Website and app data records

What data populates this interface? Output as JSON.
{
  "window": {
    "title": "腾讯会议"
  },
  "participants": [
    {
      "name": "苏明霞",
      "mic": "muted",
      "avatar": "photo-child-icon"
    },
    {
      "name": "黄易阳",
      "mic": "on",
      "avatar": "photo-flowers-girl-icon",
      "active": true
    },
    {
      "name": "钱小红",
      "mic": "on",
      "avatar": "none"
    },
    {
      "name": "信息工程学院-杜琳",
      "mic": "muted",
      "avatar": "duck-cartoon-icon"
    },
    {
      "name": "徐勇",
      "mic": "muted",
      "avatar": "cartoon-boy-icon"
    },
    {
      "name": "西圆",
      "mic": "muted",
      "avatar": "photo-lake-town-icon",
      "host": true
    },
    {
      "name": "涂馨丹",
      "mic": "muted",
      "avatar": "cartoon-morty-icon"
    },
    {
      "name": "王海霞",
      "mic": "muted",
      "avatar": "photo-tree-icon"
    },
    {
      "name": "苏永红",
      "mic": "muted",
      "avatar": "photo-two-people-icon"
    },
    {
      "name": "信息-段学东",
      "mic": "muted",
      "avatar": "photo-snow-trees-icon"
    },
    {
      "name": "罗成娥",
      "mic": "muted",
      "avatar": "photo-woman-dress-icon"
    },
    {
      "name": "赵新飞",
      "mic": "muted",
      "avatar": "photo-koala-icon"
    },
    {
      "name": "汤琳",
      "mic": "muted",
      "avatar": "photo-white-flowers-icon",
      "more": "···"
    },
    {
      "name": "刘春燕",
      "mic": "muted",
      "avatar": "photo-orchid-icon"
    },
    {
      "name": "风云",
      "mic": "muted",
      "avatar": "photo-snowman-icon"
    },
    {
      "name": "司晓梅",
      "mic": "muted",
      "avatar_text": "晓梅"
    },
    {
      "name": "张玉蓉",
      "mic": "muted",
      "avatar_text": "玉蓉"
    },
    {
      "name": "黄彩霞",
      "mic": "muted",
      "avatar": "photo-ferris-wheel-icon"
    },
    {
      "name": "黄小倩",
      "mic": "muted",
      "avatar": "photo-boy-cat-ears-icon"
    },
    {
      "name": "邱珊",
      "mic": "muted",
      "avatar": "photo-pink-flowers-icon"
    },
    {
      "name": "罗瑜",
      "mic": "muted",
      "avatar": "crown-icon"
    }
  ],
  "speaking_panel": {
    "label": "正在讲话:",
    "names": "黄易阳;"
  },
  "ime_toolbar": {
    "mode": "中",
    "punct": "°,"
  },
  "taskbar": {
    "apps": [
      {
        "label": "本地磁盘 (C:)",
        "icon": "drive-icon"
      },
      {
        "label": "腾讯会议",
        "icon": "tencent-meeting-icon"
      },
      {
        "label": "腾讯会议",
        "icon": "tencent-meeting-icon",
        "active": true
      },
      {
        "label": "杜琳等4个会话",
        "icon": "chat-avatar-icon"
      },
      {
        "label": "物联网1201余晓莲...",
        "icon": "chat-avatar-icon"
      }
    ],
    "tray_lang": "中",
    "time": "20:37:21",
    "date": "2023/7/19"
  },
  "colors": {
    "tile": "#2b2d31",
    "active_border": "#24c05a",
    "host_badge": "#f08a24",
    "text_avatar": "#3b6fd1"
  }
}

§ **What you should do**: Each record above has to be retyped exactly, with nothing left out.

§ **Task answer**:
What data populates this interface? Output as JSON.
{
  "window": {
    "title": "腾讯会议"
  },
  "participants": [
    {
      "name": "苏明霞",
      "mic": "muted",
      "avatar": "photo-child-icon"
    },
    {
      "name": "黄易阳",
      "mic": "on",
      "avatar": "photo-flowers-girl-icon",
      "active": true
    },
    {
      "name": "钱小红",
      "mic": "on",
      "avatar": "none"
    },
    {
      "name": "信息工程学院-杜琳",
      "mic": "muted",
      "avatar": "duck-cartoon-icon"
    },
    {
      "name": "徐勇",
      "mic": "muted",
      "avatar": "cartoon-boy-icon"
    },
    {
      "name": "西圆",
      "mic": "muted",
      "avatar": "photo-lake-town-icon",
      "host": true
    },
    {
      "name": "涂馨丹",
      "mic": "muted",
      "avatar": "cartoon-morty-icon"
    },
    {
      "name": "王海霞",
      "mic": "muted",
      "avatar": "photo-tree-icon"
    },
    {
      "name": "苏永红",
      "mic": "muted",
      "avatar": "photo-two-people-icon"
    },
    {
      "name": "信息-段学东",
      "mic": "muted",
      "avatar": "photo-snow-trees-icon"
    },
    {
      "name": "罗成娥",
      "mic": "muted",
      "avatar": "photo-woman-dress-icon"
    },
    {
      "name": "赵新飞",
      "mic": "muted",
      "avatar": "photo-koala-icon"
    },
    {
      "name": "汤琳",
      "mic": "muted",
      "avatar": "photo-white-flowers-icon",
      "more": "···"
    },
    {
      "name": "刘春燕",
      "mic": "muted",
      "avatar": "photo-orchid-icon"
    },
    {
      "name": "风云",
      "mic": "muted",
      "avatar": "photo-snowman-icon"
    },
    {
      "name": "司晓梅",
      "mic": "muted",
      "avatar_text": "晓梅"
    },
    {
      "name": "张玉蓉",
      "mic": "muted",
      "avatar_text": "玉蓉"
    },
    {
      "name": "黄彩霞",
      "mic": "muted",
      "avatar": "photo-ferris-wheel-icon"
    },
    {
      "name": "黄小倩",
      "mic": "muted",
      "avatar": "photo-boy-cat-ears-icon"
    },
    {
      "name": "邱珊",
      "mic": "muted",
      "avatar": "photo-pink-flowers-icon"
    },
    {
      "name": "罗瑜",
      "mic": "muted",
      "avatar": "crown-icon"
    }
  ],
  "speaking_panel": {
    "label": "正在讲话:",
    "names": "黄易阳;"
  },
  "ime_toolbar": {
    "mode": "中",
    "punct": "°,"
  },
  "taskbar": {
    "apps": [
      {
        "label": "本地磁盘 (C:)",
        "icon": "drive-icon"
      },
      {
        "label": "腾讯会议",
        "icon": "tencent-meeting-icon"
      },
      {
        "label": "腾讯会议",
        "icon": "tencent-meeting-icon",
        "active": true
      },
      {
        "label": "杜琳等4个会话",
        "icon": "chat-avatar-icon"
      },
      {
        "label": "物联网1201余晓莲...",
        "icon": "chat-avatar-icon"
      }
    ],
    "tray_lang": "中",
    "time": "20:37:21",
    "date": "2023/7/19"
  },
  "colors": {
    "tile": "#2b2d31",
    "active_border": "#24c05a",
    "host_badge": "#f08a24",
    "text_avatar": "#3b6fd1"
  }
}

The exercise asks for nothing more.